Recently, one of our clients, a cutting-edge company leading the charge in the next wave of IT innovation, invited me to speak at their global meeting in Europe. Also on the agenda were the eight finalists of an internal innovation competition.
Present your innovative idea in 5 minutes.
Each finalist would be given five minutes to present their winning idea to the 200 attendees at the meeting. Serious and impressive prizes were at stake. And, win or lose, every one of the eight finalists wanted to make a positive impression to boost their professional reputation and credibility within the company.
Finalists felt a lot of pressure this year because at last year's event, most failed to achieve the impact they'd hoped for. Since I was already going to be attending, I offered to help finalists prepare for the big moment.
Success or failure happens in the first 2 minutes.
A few weeks in advance of the event, I hosted a web meeting for finalists and then provided onsite coaching the evening before the event. I focused all of my coaching on what the finalists would say and do during the first two minutes of their presentations. Why?
The first two minutes are your moment of truth — when your audience must clearly understand what you're presenting, see the value in your idea for the organization and for themselves, and begin to trust in your credibility as the presenter.
That's a tough enough task by itself, made more challenging by the fact that speakers tend to be the most nervous, and audiences the most critical, during the first two minutes of any presentation.
First, the problem must resonate.
If you want to sell your idea, you have to first sell your audience on the problem it solves. To do that, how you describe the problem has to strongly resonate with what your audience cares about most. And, you have to avoid the trap of prematurely going into too much detail. This should be more of a 3,000-meter view of the problem.
Then, the solution must differentiate.
You need to differentiate your idea by describing how it uniquely solves the problem you just presented. The solution, like the problem, has to hit on what your audience values most. Again, resist what can be a powerful urge to prematurely go into deep detail. Save it until later in the presentation.
It takes planning and practice.
Finally, to give your carefully planned content the delivery it deserves — the delivery that makes it easy for your audience to engage and trust — you must practice effectively. With the finalist presenters, I discussed how best to do this and had them practice with me.
Though I wasn't able to be there for the innovation presentations, I heard afterwards that they were a big success.

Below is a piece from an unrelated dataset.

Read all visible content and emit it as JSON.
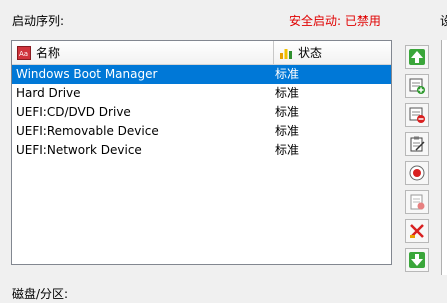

The General Manager of the business unit commented on the marked improvement from the previous year and congratulated everyone on a job well done.
Do you know if your employees' best ideas are being heard? Innovative ideas should ultimately live or die based on their value to your organization. Don't let the best ideas get lost in poor presentation.

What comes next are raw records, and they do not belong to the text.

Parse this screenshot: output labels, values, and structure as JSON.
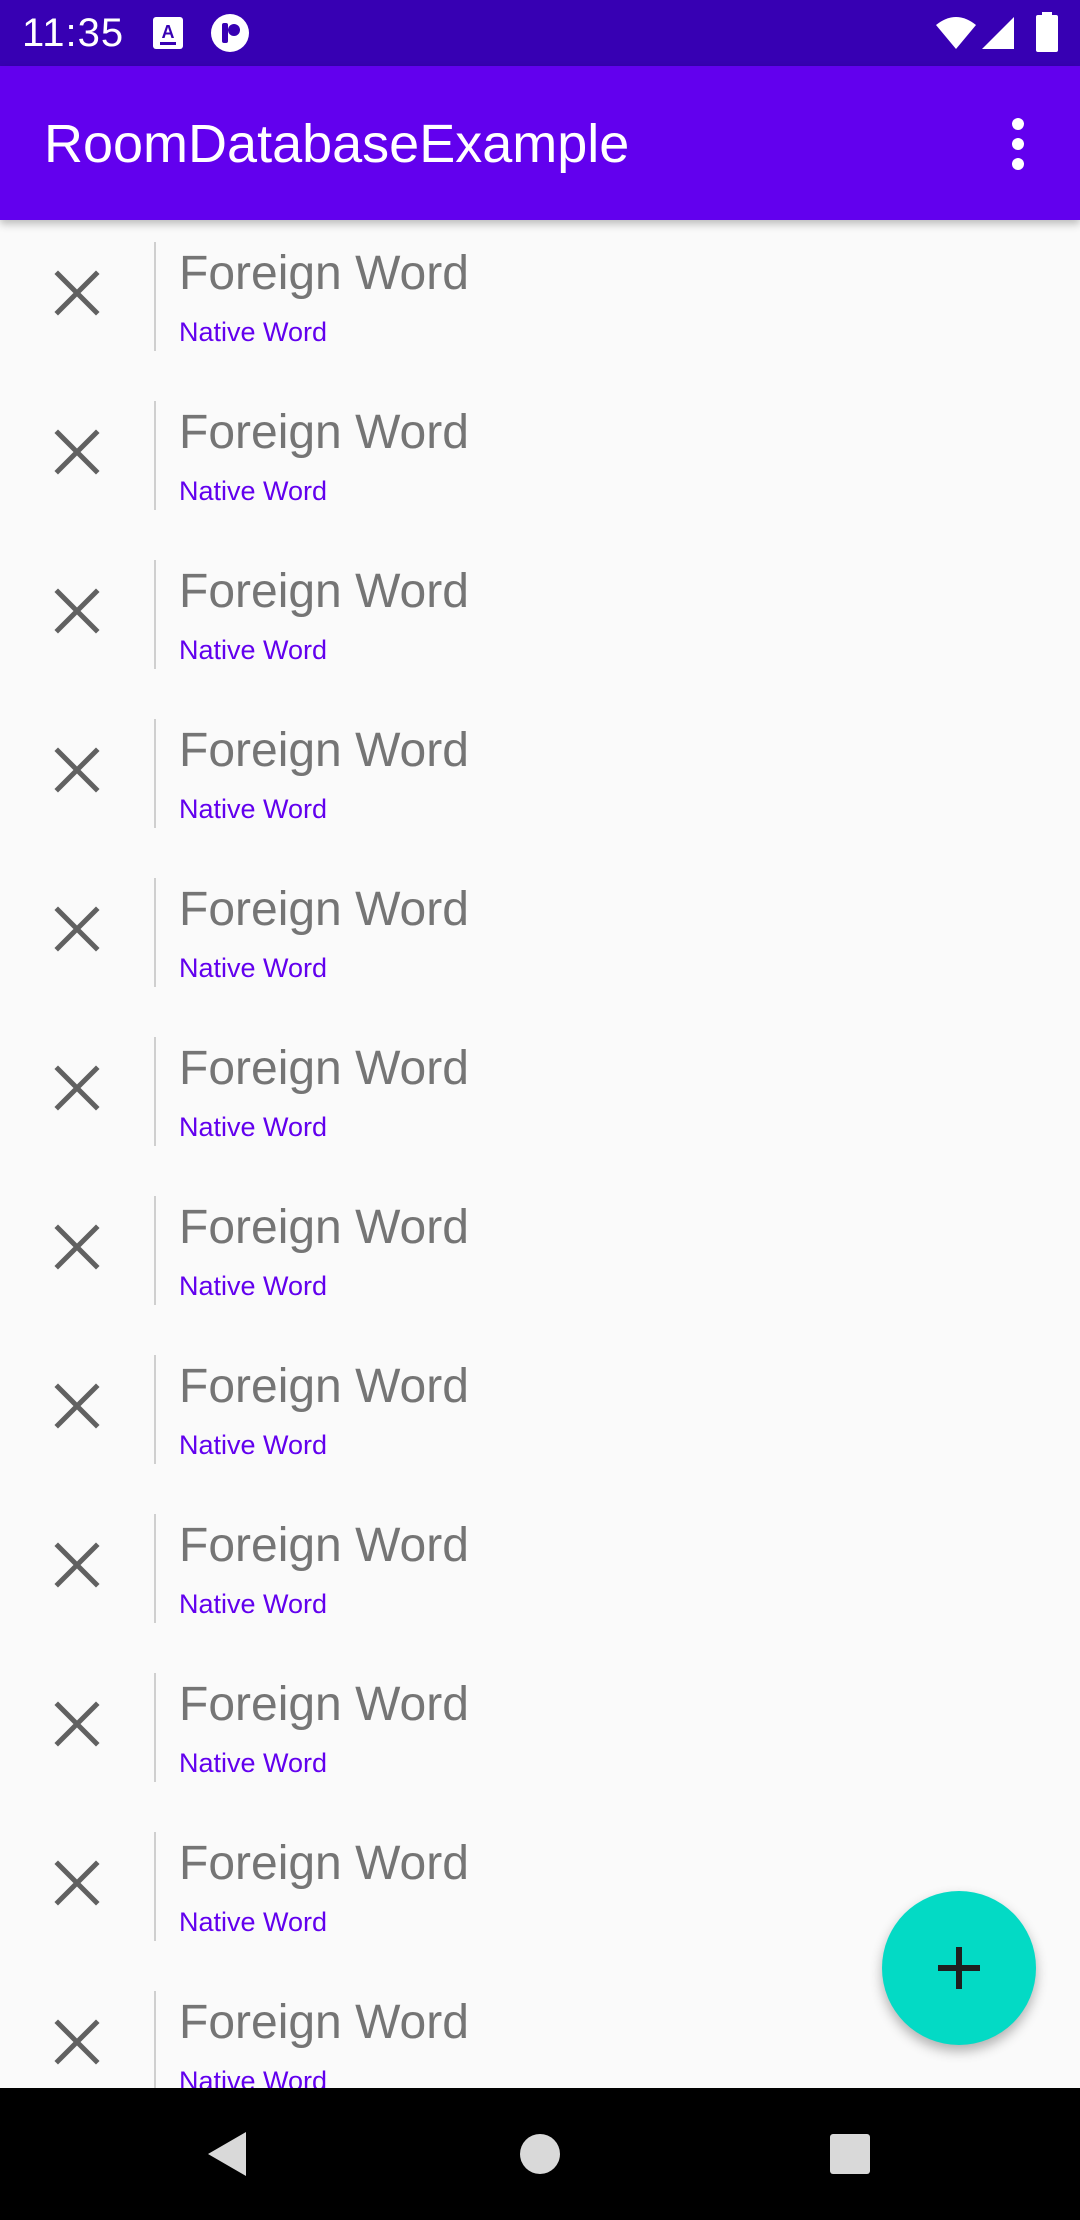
{
  "status_bar": {
    "time": "11:35",
    "icons": [
      "keyboard-a-icon",
      "app-notification-icon",
      "wifi-icon",
      "signal-icon",
      "battery-icon"
    ]
  },
  "app_bar": {
    "title": "RoomDatabaseExample",
    "overflow_icon": "more-vert-icon"
  },
  "list": {
    "items": [
      {
        "foreign": "Foreign Word",
        "native": "Native Word"
      },
      {
        "foreign": "Foreign Word",
        "native": "Native Word"
      },
      {
        "foreign": "Foreign Word",
        "native": "Native Word"
      },
      {
        "foreign": "Foreign Word",
        "native": "Native Word"
      },
      {
        "foreign": "Foreign Word",
        "native": "Native Word"
      },
      {
        "foreign": "Foreign Word",
        "native": "Native Word"
      },
      {
        "foreign": "Foreign Word",
        "native": "Native Word"
      },
      {
        "foreign": "Foreign Word",
        "native": "Native Word"
      },
      {
        "foreign": "Foreign Word",
        "native": "Native Word"
      },
      {
        "foreign": "Foreign Word",
        "native": "Native Word"
      },
      {
        "foreign": "Foreign Word",
        "native": "Native Word"
      },
      {
        "foreign": "Foreign Word",
        "native": "Native Word"
      }
    ],
    "delete_icon": "close-icon"
  },
  "fab": {
    "icon": "add-icon"
  },
  "nav_bar": {
    "icons": [
      "back-icon",
      "home-icon",
      "recents-icon"
    ]
  },
  "colors": {
    "status_bar": "#3700b3",
    "app_bar": "#6200ee",
    "accent": "#03dac5",
    "foreign_text": "#757575",
    "native_text": "#6200ee",
    "background": "#fafafa"
  }
}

Contact us to discuss how Mandel can help you put in place a developmental strategy that up-levels the essential skills of your employees, enabling them to better message, deliver, and defend their best ideas.
- How can we make socially-distanced collaboration work?
- Tips for Effective Communication when Working Remotely
- Sustaining Your Training Strategies During Covid-19 Outbreak
- Want to be a User Conference Hero? Follow These 5 Practical Speaker Tips
- Empathy: The Secret Ingredient for Successful Business Meetings
- Human and Digital Transformation through Learning in 2020
- Why Don’t People Respond to My Emails?
- How to Make Your Next Team Offsite Wildly Productive
- Should I Use the TED Talk Format for My Business Presentation?
- How Well Does Your Team Handle Tough Questions?